Numerous differences separate human beings, one from the other. Diplomacy tears down walls when two sides have good reason to make a pact.
A night-time soap opera of a few years ago, "The West Wing," put these words in the mouth of a character named Toby. Toby said, "Trade partners don’t go to war. The other stuff we’ll work out."
In historical fact, trade partners go to war against one another with depressing regularity. Nazi trains pulling oil supplies and other raw materials puffed into the Soviet Union as Hitler rode to the Eastern Front for the coming invasion. British merchantmen plied the Atlantic trade with their most dependent foreign customer, the USA, while British mercenaries were on their way to burn the White House.
Commercial interests will not necessarily keep people from fighting. There must be some way to find compelling common interest to compel agreement.
No one person will unite us, pull together the disparate agendas of our state or national convention or energize our young persons. That is, unless the coming King makes a meaningful philosophical argument for the continued existence of the convention. More of the same will not do. No one will organize us around "certain core tasks."
Where are we alike? What is the commonality around which we can unite?
We have the same human composition. Therefore, we have the same basic needs.
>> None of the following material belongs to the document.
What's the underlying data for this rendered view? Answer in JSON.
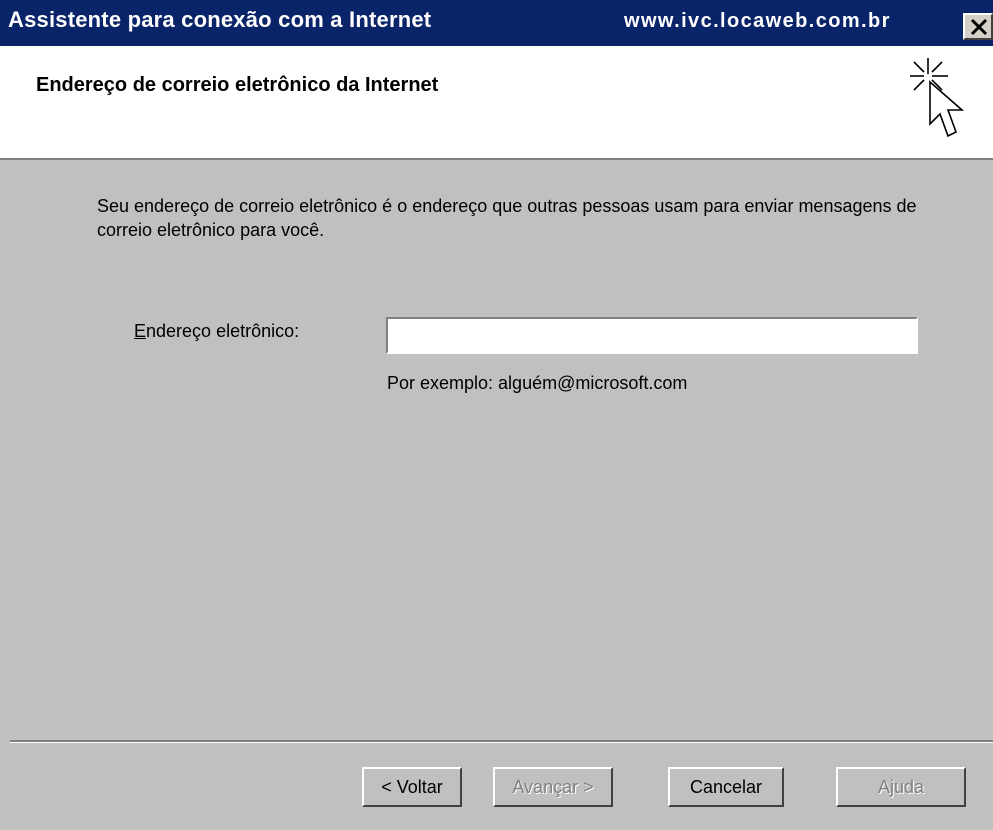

We might unite around basic human need.
We have the same basic morality, at least in the negative sense. That is, we are offended by the same actions or thoughts and so recognize "immorality" when we see it. We may draw lines at different places but we all draw lines on the basis of our moral sense. Our basic human need and sense of "oughtness" bring us closer together than we may realize.
The way we handle the gap between the lines we draw may determine our ability to reconcile. God forgives us totally, completely without condition and this is our ultimate goal. We may get there incrementally. We certainly need to work together between the present reality and the coming redemption.
Why might we determine our commonality around where we draw lines? In fact, aren’t circles and lines self-contradictory?
In fact, a circle is a line, isn’t it, rounded and continually flowing, a set of points where various lines may intersect at various points at different times? Doesn’t that create angles of entry for variety and strength for building?